═══ Provided data ═══
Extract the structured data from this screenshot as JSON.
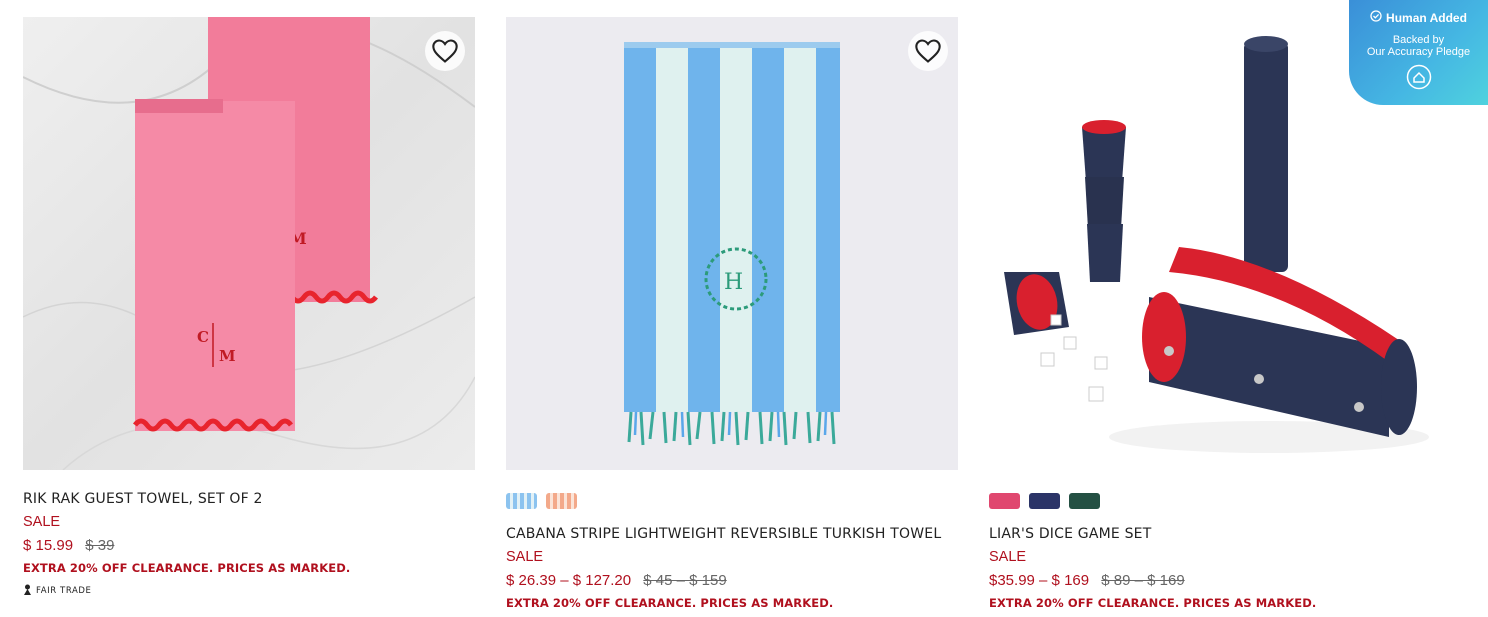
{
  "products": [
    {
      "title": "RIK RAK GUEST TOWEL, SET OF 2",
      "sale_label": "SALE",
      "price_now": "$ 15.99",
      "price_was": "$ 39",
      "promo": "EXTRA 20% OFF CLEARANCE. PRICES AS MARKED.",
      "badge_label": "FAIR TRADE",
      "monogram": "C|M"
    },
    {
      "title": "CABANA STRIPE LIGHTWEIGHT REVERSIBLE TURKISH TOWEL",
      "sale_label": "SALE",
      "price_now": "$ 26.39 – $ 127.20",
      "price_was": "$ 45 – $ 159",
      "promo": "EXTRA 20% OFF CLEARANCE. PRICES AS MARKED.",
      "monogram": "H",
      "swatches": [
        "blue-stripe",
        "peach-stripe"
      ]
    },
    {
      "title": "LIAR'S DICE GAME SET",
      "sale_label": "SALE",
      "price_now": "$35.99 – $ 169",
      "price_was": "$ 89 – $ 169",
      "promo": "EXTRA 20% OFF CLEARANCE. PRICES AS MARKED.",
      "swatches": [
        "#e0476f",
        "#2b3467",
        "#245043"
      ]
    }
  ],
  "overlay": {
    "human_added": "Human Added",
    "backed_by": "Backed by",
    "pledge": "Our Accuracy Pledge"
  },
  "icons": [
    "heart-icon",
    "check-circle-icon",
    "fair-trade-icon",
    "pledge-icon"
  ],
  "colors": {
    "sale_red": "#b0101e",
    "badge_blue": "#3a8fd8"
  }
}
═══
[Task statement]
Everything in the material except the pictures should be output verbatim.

[Completed task]
Extract the structured data from this screenshot as JSON.
{
  "products": [
    {
      "title": "RIK RAK GUEST TOWEL, SET OF 2",
      "sale_label": "SALE",
      "price_now": "$ 15.99",
      "price_was": "$ 39",
      "promo": "EXTRA 20% OFF CLEARANCE. PRICES AS MARKED.",
      "badge_label": "FAIR TRADE",
      "monogram": "C|M"
    },
    {
      "title": "CABANA STRIPE LIGHTWEIGHT REVERSIBLE TURKISH TOWEL",
      "sale_label": "SALE",
      "price_now": "$ 26.39 – $ 127.20",
      "price_was": "$ 45 – $ 159",
      "promo": "EXTRA 20% OFF CLEARANCE. PRICES AS MARKED.",
      "monogram": "H",
      "swatches": [
        "blue-stripe",
        "peach-stripe"
      ]
    },
    {
      "title": "LIAR'S DICE GAME SET",
      "sale_label": "SALE",
      "price_now": "$35.99 – $ 169",
      "price_was": "$ 89 – $ 169",
      "promo": "EXTRA 20% OFF CLEARANCE. PRICES AS MARKED.",
      "swatches": [
        "#e0476f",
        "#2b3467",
        "#245043"
      ]
    }
  ],
  "overlay": {
    "human_added": "Human Added",
    "backed_by": "Backed by",
    "pledge": "Our Accuracy Pledge"
  },
  "icons": [
    "heart-icon",
    "check-circle-icon",
    "fair-trade-icon",
    "pledge-icon"
  ],
  "colors": {
    "sale_red": "#b0101e",
    "badge_blue": "#3a8fd8"
  }
}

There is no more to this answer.